§ **RECORDED INFORMATION**:
========
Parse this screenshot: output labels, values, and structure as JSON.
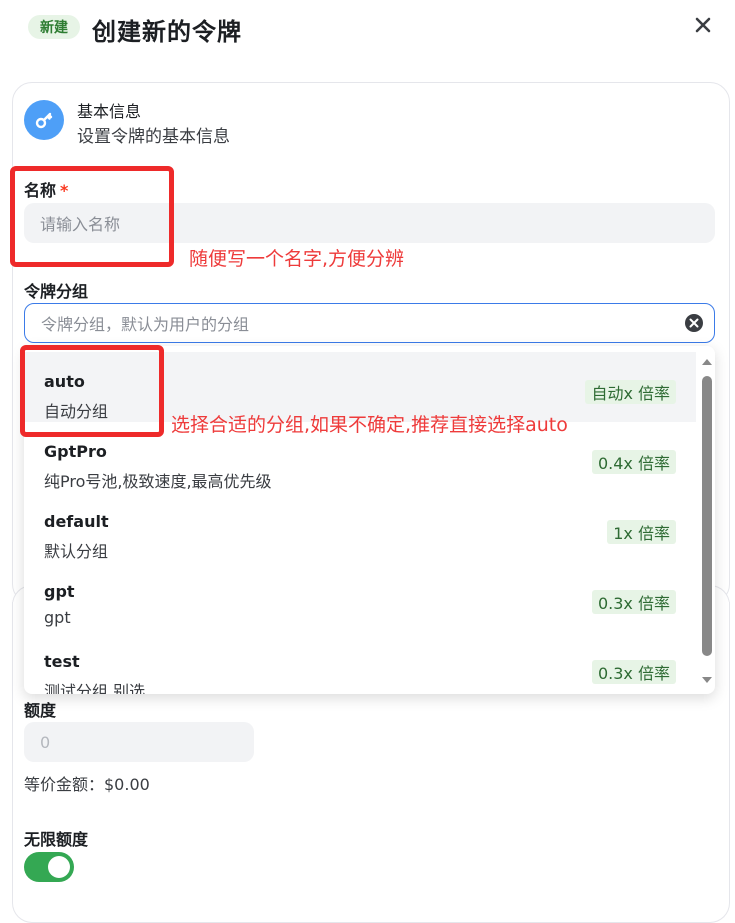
{
  "header": {
    "badge": "新建",
    "title": "创建新的令牌"
  },
  "section": {
    "title": "基本信息",
    "subtitle": "设置令牌的基本信息",
    "icon": "key-icon"
  },
  "name_field": {
    "label": "名称",
    "required_mark": "*",
    "placeholder": "请输入名称"
  },
  "group_field": {
    "label": "令牌分组",
    "placeholder": "令牌分组，默认为用户的分组"
  },
  "group_options": [
    {
      "name": "auto",
      "desc": "自动分组",
      "rate": "自动x 倍率",
      "selected": true
    },
    {
      "name": "GptPro",
      "desc": "纯Pro号池,极致速度,最高优先级",
      "rate": "0.4x 倍率",
      "selected": false
    },
    {
      "name": "default",
      "desc": "默认分组",
      "rate": "1x 倍率",
      "selected": false
    },
    {
      "name": "gpt",
      "desc": "gpt",
      "rate": "0.3x 倍率",
      "selected": false
    },
    {
      "name": "test",
      "desc": "测试分组,别选",
      "rate": "0.3x 倍率",
      "selected": false
    }
  ],
  "quota_field": {
    "label": "额度",
    "placeholder": "0",
    "equivalent": "等价金额：$0.00"
  },
  "unlimited": {
    "label": "无限额度",
    "enabled": true
  },
  "annotations": {
    "name_note": "随便写一个名字,方便分辨",
    "group_note": "选择合适的分组,如果不确定,推荐直接选择auto"
  },
  "colors": {
    "accent": "#3b7be8",
    "badge_bg": "#e7f4e6",
    "annotation": "#ee2a2a",
    "toggle_on": "#34a853"
  }
}
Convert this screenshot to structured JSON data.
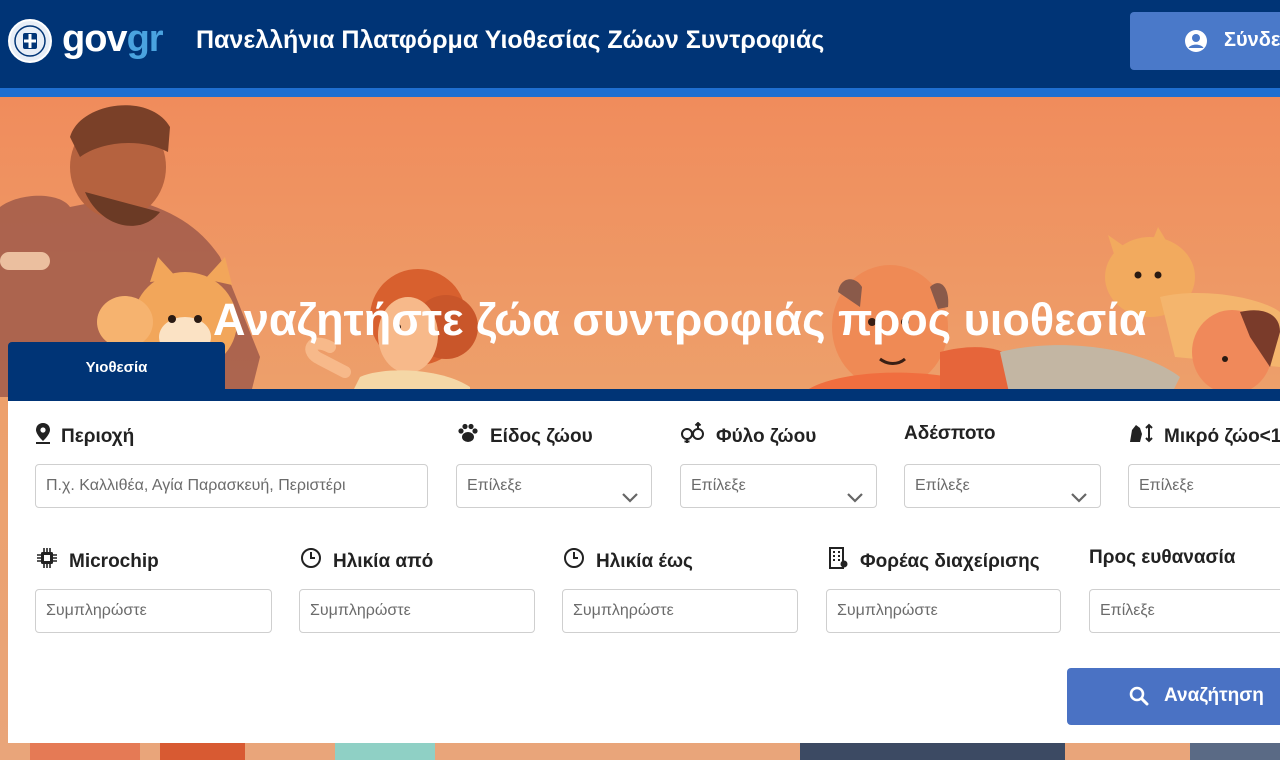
{
  "header": {
    "logo_gov": "gov",
    "logo_gr": "gr",
    "site_title": "Πανελλήνια Πλατφόρμα Υιοθεσίας Ζώων Συντροφιάς",
    "login_label": "Σύνδεση",
    "login_icon": "user-circle-icon",
    "emblem_icon": "greek-emblem-icon"
  },
  "hero": {
    "heading": "Αναζητήστε ζώα συντροφιάς προς υιοθεσία"
  },
  "search_panel": {
    "tab_label": "Υιοθεσία",
    "row1": {
      "area": {
        "label": "Περιοχή",
        "icon": "location-pin-icon",
        "placeholder": "Π.χ. Καλλιθέα, Αγία Παρασκευή, Περιστέρι"
      },
      "species": {
        "label": "Είδος ζώου",
        "icon": "paw-icon",
        "value": "Επίλεξε"
      },
      "sex": {
        "label": "Φύλο ζώου",
        "icon": "gender-icon",
        "value": "Επίλεξε"
      },
      "stray": {
        "label": "Αδέσποτο",
        "value": "Επίλεξε"
      },
      "small": {
        "label": "Μικρό ζώο<1",
        "icon": "animal-size-icon",
        "value": "Επίλεξε"
      }
    },
    "row2": {
      "microchip": {
        "label": "Microchip",
        "icon": "chip-icon",
        "placeholder": "Συμπληρώστε"
      },
      "age_from": {
        "label": "Ηλικία από",
        "icon": "clock-icon",
        "placeholder": "Συμπληρώστε"
      },
      "age_to": {
        "label": "Ηλικία έως",
        "icon": "clock-icon",
        "placeholder": "Συμπληρώστε"
      },
      "agency": {
        "label": "Φορέας διαχείρισης",
        "icon": "building-icon",
        "placeholder": "Συμπληρώστε"
      },
      "euthanasia": {
        "label": "Προς ευθανασία",
        "value": "Επίλεξε"
      }
    },
    "search_label": "Αναζήτηση",
    "search_icon": "search-icon"
  },
  "colors": {
    "header_bg": "#003476",
    "header_stripe": "#1f6fd1",
    "hero_bg": "#f08c5c",
    "button_bg": "#4a72c4",
    "logo_gr": "#4aa3df"
  }
}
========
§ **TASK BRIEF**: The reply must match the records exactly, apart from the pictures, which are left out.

§ **TASK ANSWER**:
Parse this screenshot: output labels, values, and structure as JSON.
{
  "header": {
    "badge": "新建",
    "title": "创建新的令牌"
  },
  "section": {
    "title": "基本信息",
    "subtitle": "设置令牌的基本信息",
    "icon": "key-icon"
  },
  "name_field": {
    "label": "名称",
    "required_mark": "*",
    "placeholder": "请输入名称"
  },
  "group_field": {
    "label": "令牌分组",
    "placeholder": "令牌分组，默认为用户的分组"
  },
  "group_options": [
    {
      "name": "auto",
      "desc": "自动分组",
      "rate": "自动x 倍率",
      "selected": true
    },
    {
      "name": "GptPro",
      "desc": "纯Pro号池,极致速度,最高优先级",
      "rate": "0.4x 倍率",
      "selected": false
    },
    {
      "name": "default",
      "desc": "默认分组",
      "rate": "1x 倍率",
      "selected": false
    },
    {
      "name": "gpt",
      "desc": "gpt",
      "rate": "0.3x 倍率",
      "selected": false
    },
    {
      "name": "test",
      "desc": "测试分组,别选",
      "rate": "0.3x 倍率",
      "selected": false
    }
  ],
  "quota_field": {
    "label": "额度",
    "placeholder": "0",
    "equivalent": "等价金额：$0.00"
  },
  "unlimited": {
    "label": "无限额度",
    "enabled": true
  },
  "annotations": {
    "name_note": "随便写一个名字,方便分辨",
    "group_note": "选择合适的分组,如果不确定,推荐直接选择auto"
  },
  "colors": {
    "accent": "#3b7be8",
    "badge_bg": "#e7f4e6",
    "annotation": "#ee2a2a",
    "toggle_on": "#34a853"
  }
}
Convert this screenshot to structured JSON data.
{
  "header": {
    "logo_gov": "gov",
    "logo_gr": "gr",
    "site_title": "Πανελλήνια Πλατφόρμα Υιοθεσίας Ζώων Συντροφιάς",
    "login_label": "Σύνδεση",
    "login_icon": "user-circle-icon",
    "emblem_icon": "greek-emblem-icon"
  },
  "hero": {
    "heading": "Αναζητήστε ζώα συντροφιάς προς υιοθεσία"
  },
  "search_panel": {
    "tab_label": "Υιοθεσία",
    "row1": {
      "area": {
        "label": "Περιοχή",
        "icon": "location-pin-icon",
        "placeholder": "Π.χ. Καλλιθέα, Αγία Παρασκευή, Περιστέρι"
      },
      "species": {
        "label": "Είδος ζώου",
        "icon": "paw-icon",
        "value": "Επίλεξε"
      },
      "sex": {
        "label": "Φύλο ζώου",
        "icon": "gender-icon",
        "value": "Επίλεξε"
      },
      "stray": {
        "label": "Αδέσποτο",
        "value": "Επίλεξε"
      },
      "small": {
        "label": "Μικρό ζώο<1",
        "icon": "animal-size-icon",
        "value": "Επίλεξε"
      }
    },
    "row2": {
      "microchip": {
        "label": "Microchip",
        "icon": "chip-icon",
        "placeholder": "Συμπληρώστε"
      },
      "age_from": {
        "label": "Ηλικία από",
        "icon": "clock-icon",
        "placeholder": "Συμπληρώστε"
      },
      "age_to": {
        "label": "Ηλικία έως",
        "icon": "clock-icon",
        "placeholder": "Συμπληρώστε"
      },
      "agency": {
        "label": "Φορέας διαχείρισης",
        "icon": "building-icon",
        "placeholder": "Συμπληρώστε"
      },
      "euthanasia": {
        "label": "Προς ευθανασία",
        "value": "Επίλεξε"
      }
    },
    "search_label": "Αναζήτηση",
    "search_icon": "search-icon"
  },
  "colors": {
    "header_bg": "#003476",
    "header_stripe": "#1f6fd1",
    "hero_bg": "#f08c5c",
    "button_bg": "#4a72c4",
    "logo_gr": "#4aa3df"
  }
}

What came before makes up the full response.